Managing Director, Isover Ireland
Building Physics Manager, Isover Ireland
Companies in the construction industry can make a positive difference to the planet by improving the sustainability of their products and manufacturing operations.
These days, companies make big announcements about their commitment to sustainability. “The thing is, the public is a lot more switched-on about this topic now,” says Kieran Holohan, Managing Director of insulation solutions provider, Isover Ireland. “If a business can’t back up its words with actual initiatives, then it won’t count for a whole lot.”
Range of sustainability measures in construction
Holohan says that his company is committed to walking the sustainability walk. “It’s the biggest agenda we have,” he says. “As a provider of construction materials, we have a responsibility to ensure that our products contribute to the sustainability of buildings. So, we’re redesigning our products to make them less carbon-intensive; plus, we’re duty-bound to provide environmental product declarations for all our products, verified by a third party, to help our customers make well-informed choices.”

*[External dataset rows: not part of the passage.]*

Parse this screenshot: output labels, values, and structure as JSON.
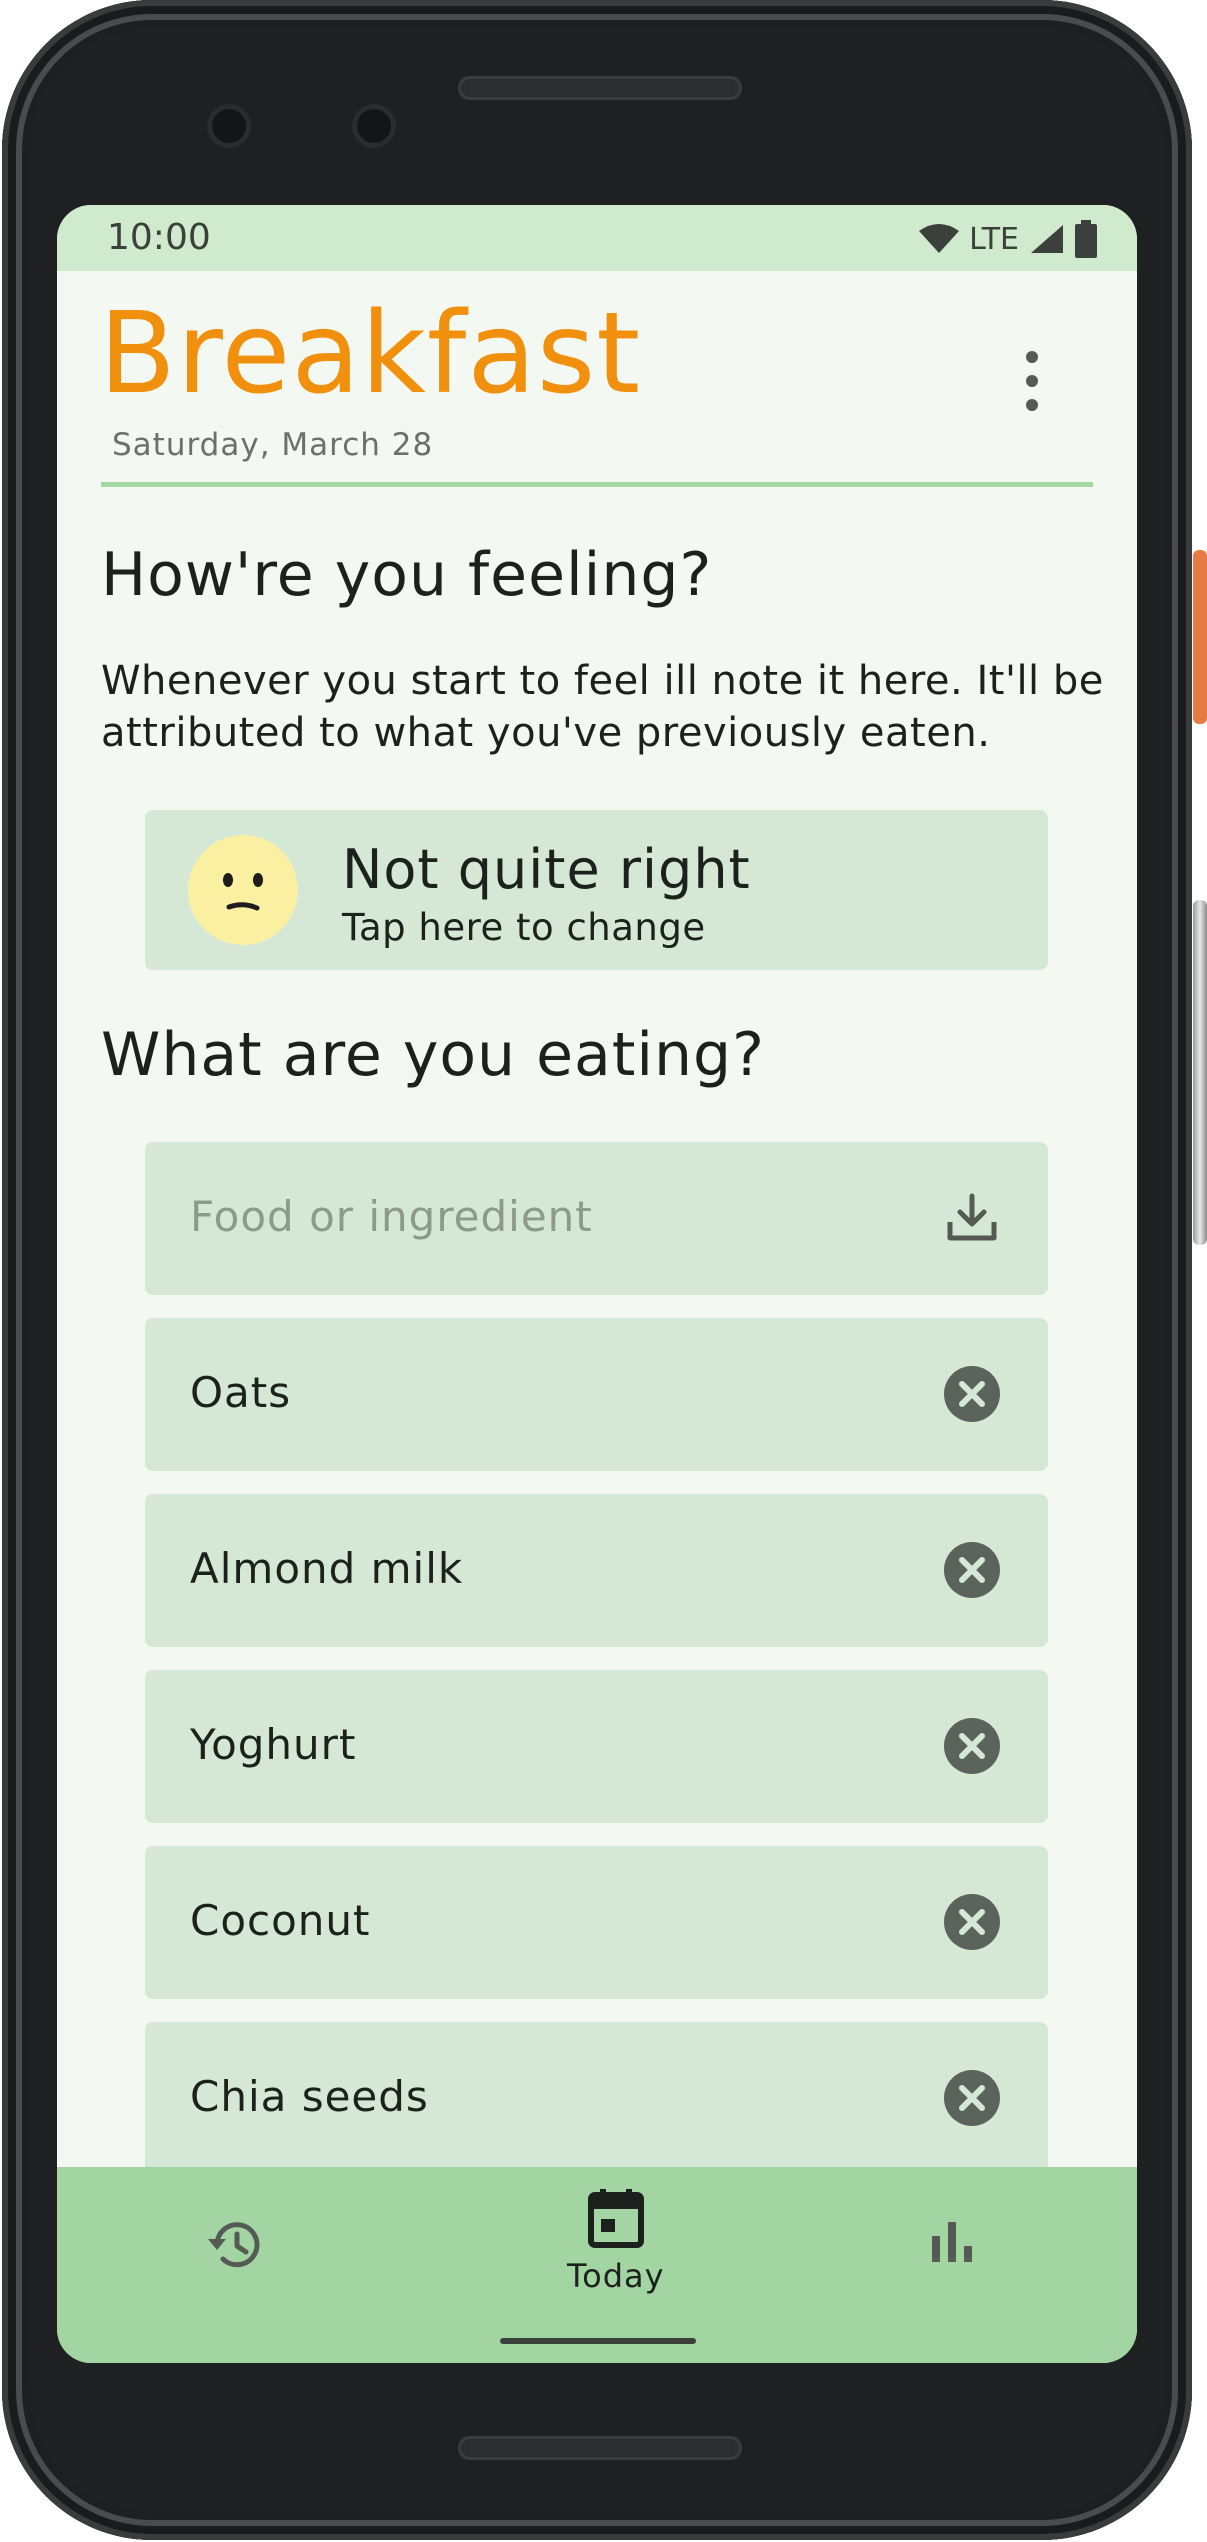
{
  "status_bar": {
    "time": "10:00",
    "network": "LTE"
  },
  "header": {
    "title": "Breakfast",
    "date": "Saturday, March 28"
  },
  "feeling": {
    "heading": "How're you feeling?",
    "description": "Whenever you start to feel ill note it here. It'll be attributed to what you've previously eaten.",
    "mood_title": "Not quite right",
    "mood_subtitle": "Tap here to change"
  },
  "eating": {
    "heading": "What are you eating?",
    "input_placeholder": "Food or ingredient",
    "items": [
      "Oats",
      "Almond milk",
      "Yoghurt",
      "Coconut",
      "Chia seeds"
    ]
  },
  "bottom_nav": {
    "today_label": "Today"
  },
  "colors": {
    "accent": "#f0900d",
    "card": "#d5e8d5",
    "nav": "#a3d5a3",
    "status": "#cfeacd"
  }
}
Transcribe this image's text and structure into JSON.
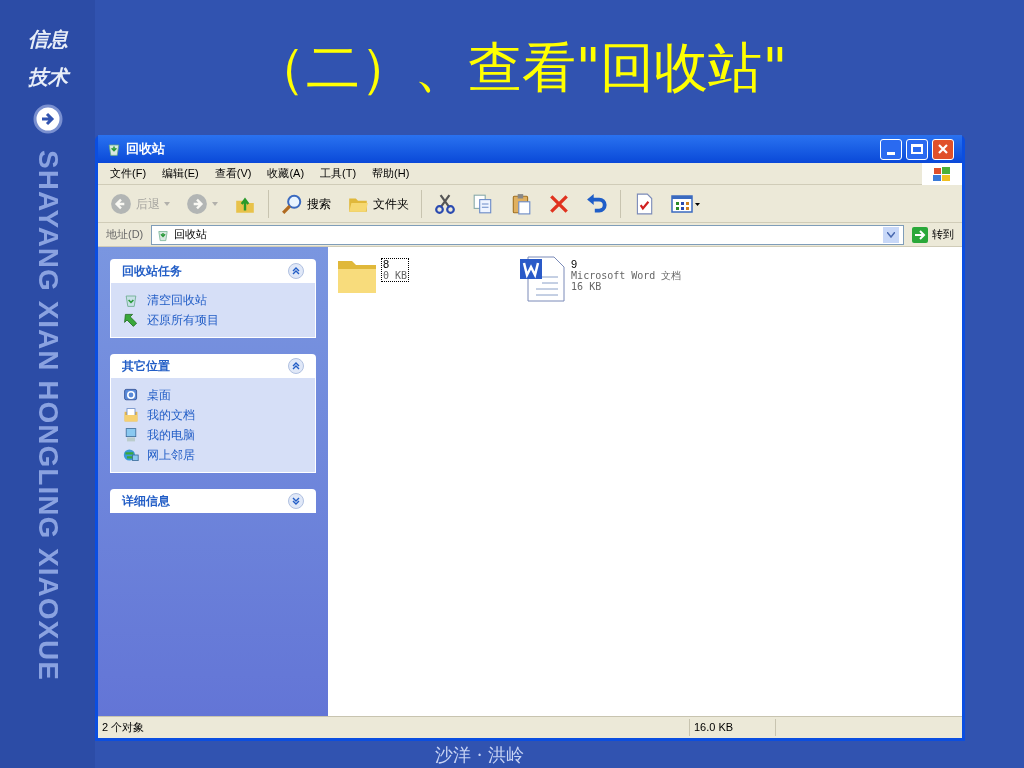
{
  "slide": {
    "logo_lines": [
      "信息",
      "技术"
    ],
    "title": "（二）、查看\"回收站\"",
    "side_text": "SHAYANG XIAN HONGLING XIAOXUE",
    "footer": "沙洋 · 洪岭"
  },
  "window": {
    "title": "回收站",
    "menu": [
      "文件(F)",
      "编辑(E)",
      "查看(V)",
      "收藏(A)",
      "工具(T)",
      "帮助(H)"
    ],
    "toolbar": [
      {
        "kind": "back",
        "label": "后退",
        "disabled": true
      },
      {
        "kind": "forward",
        "disabled": true
      },
      {
        "kind": "up",
        "disabled": false
      },
      {
        "kind": "search",
        "label": "搜索",
        "disabled": false
      },
      {
        "kind": "folders",
        "label": "文件夹",
        "disabled": false
      },
      {
        "kind": "cut",
        "disabled": false
      },
      {
        "kind": "copy",
        "disabled": false
      },
      {
        "kind": "paste",
        "disabled": false
      },
      {
        "kind": "delete",
        "disabled": false
      },
      {
        "kind": "undo",
        "disabled": false
      },
      {
        "kind": "properties",
        "disabled": false
      },
      {
        "kind": "views",
        "disabled": false
      }
    ],
    "address": {
      "label": "地址(D)",
      "value": "回收站",
      "go": "转到"
    },
    "panels": [
      {
        "title": "回收站任务",
        "expanded": true,
        "items": [
          {
            "kind": "empty",
            "label": "清空回收站"
          },
          {
            "kind": "restore",
            "label": "还原所有项目"
          }
        ]
      },
      {
        "title": "其它位置",
        "expanded": true,
        "items": [
          {
            "kind": "desktop",
            "label": "桌面"
          },
          {
            "kind": "documents",
            "label": "我的文档"
          },
          {
            "kind": "computer",
            "label": "我的电脑"
          },
          {
            "kind": "network",
            "label": "网上邻居"
          }
        ]
      },
      {
        "title": "详细信息",
        "expanded": false
      }
    ],
    "files": [
      {
        "kind": "folder",
        "name": "8",
        "details": [
          "0 KB"
        ],
        "selected": true
      },
      {
        "kind": "word",
        "name": "9",
        "details": [
          "Microsoft Word 文档",
          "16 KB"
        ],
        "selected": false
      }
    ],
    "status_bar": [
      "2 个对象",
      "16.0 KB"
    ]
  }
}
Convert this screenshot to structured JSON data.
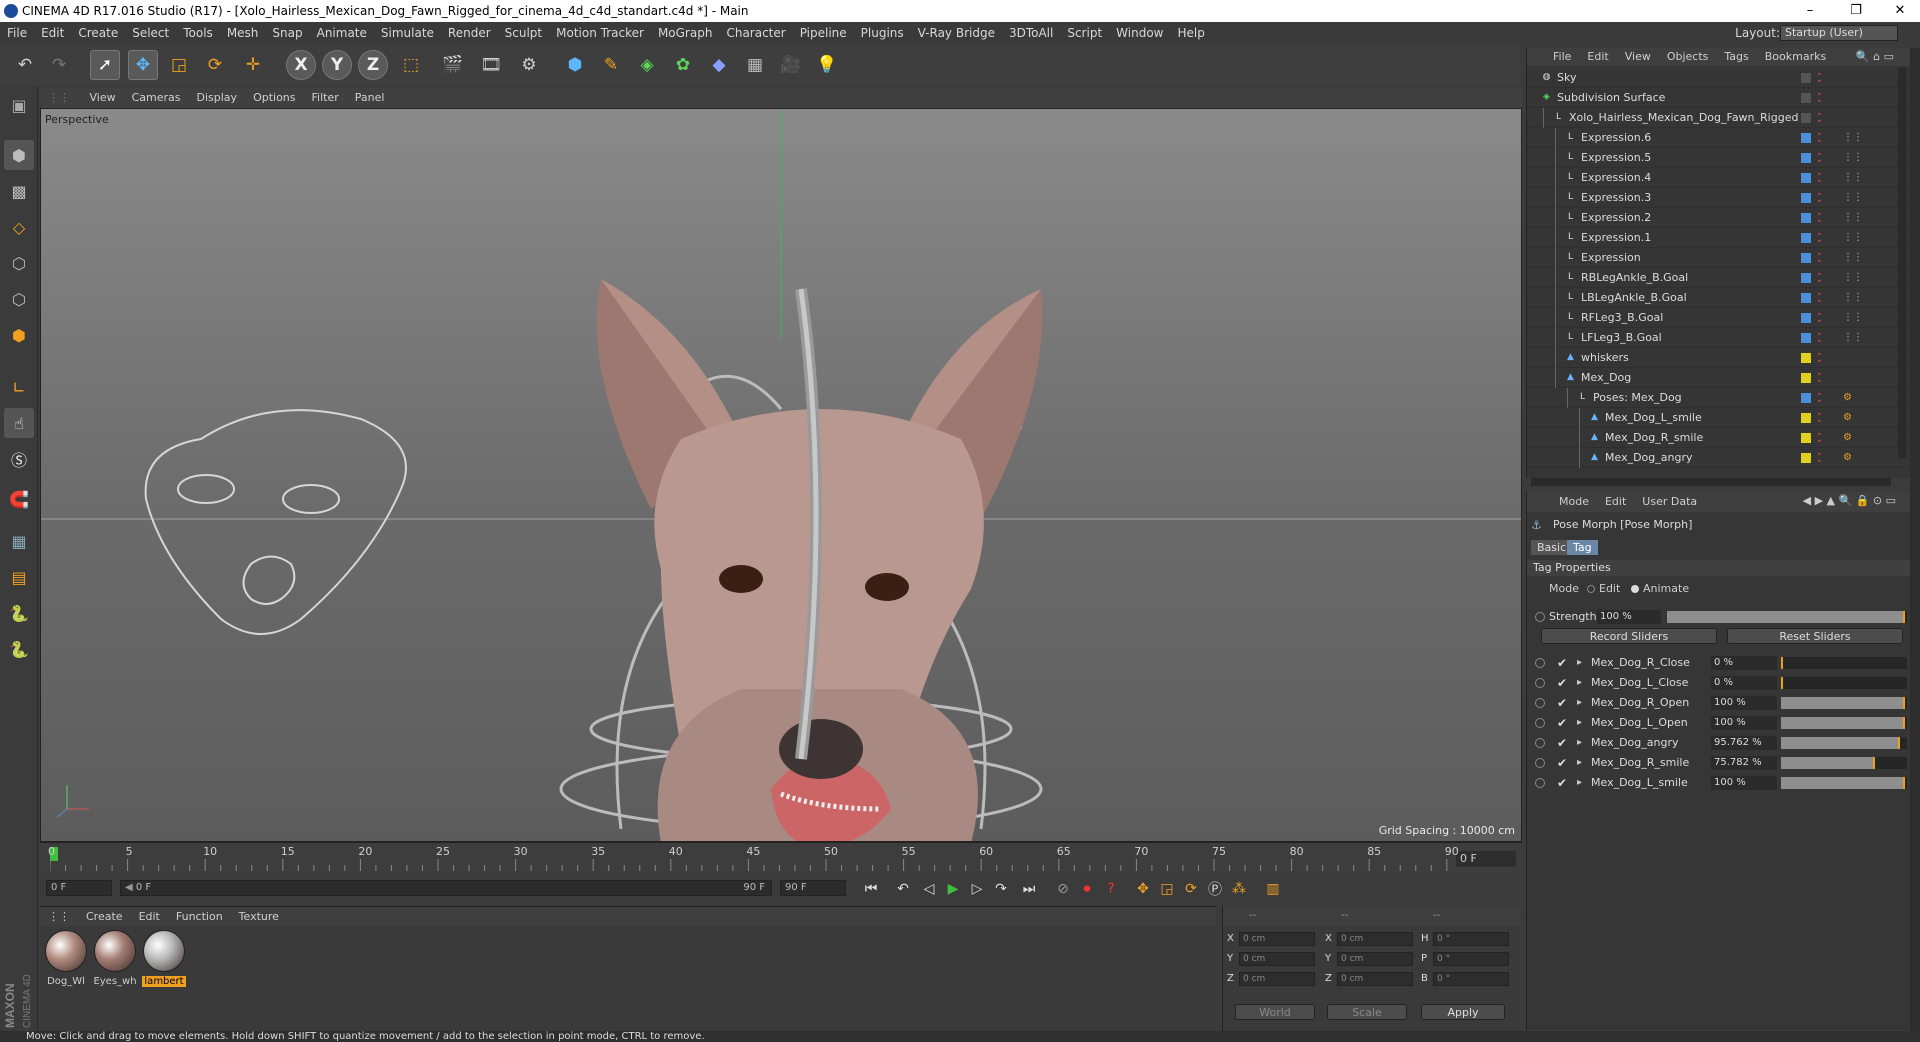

Isover is busy implementing measures to mitigate its environmental impact. “We’re part of the Saint-Gobain group, which is committed to net zero by 2050,” says Holohan. “We’re investing in our manufacturing plants to reduce their energy consumption. We’ve started our first solar farm installation, which will enable us to generate our own electricity. We’ve switched our company vehicles to electric, and we’re trialling hydrotreated vegetable oil (HVO) in our trucks.”
The built environment produces moreFintan Smyth
than 40% of the world’s carbon.
Well-considered sustainability approach
Nevertheless, the construction industry must do more to contribute to a greener and cleaner world, agrees Fintan Smyth, Building Physics Manager, Isover Ireland. “The built environment produces more than 40% of the world’s carbon,” he says.
“That’s a huge figure, so the construction industry has a big role to play — but it’s complicated, and there are no silver bullets. It means taking a considered approach to what’s required in the short, medium and long term to design a low-carbon strategy for building that provides for the needs of communities. It also entails thinking about a range of issues including health and wellbeing, air quality, energy use, construction materials and a construction strategy that can be adaptable to future climate and societal change.”
Putting sustainability at the heart of operations
He insists that companies within the sector must put sustainability at the heart of their operations. “Businesses must take ownership of their actions,” says Smyth. “Within the company, we all work together to ensure there’s no greenwashing going on. It’s crucial to collaborate externally, educate others and encourage them to do more. No one will figure this challenge out on their own, so good collaboration is perhaps the most important.”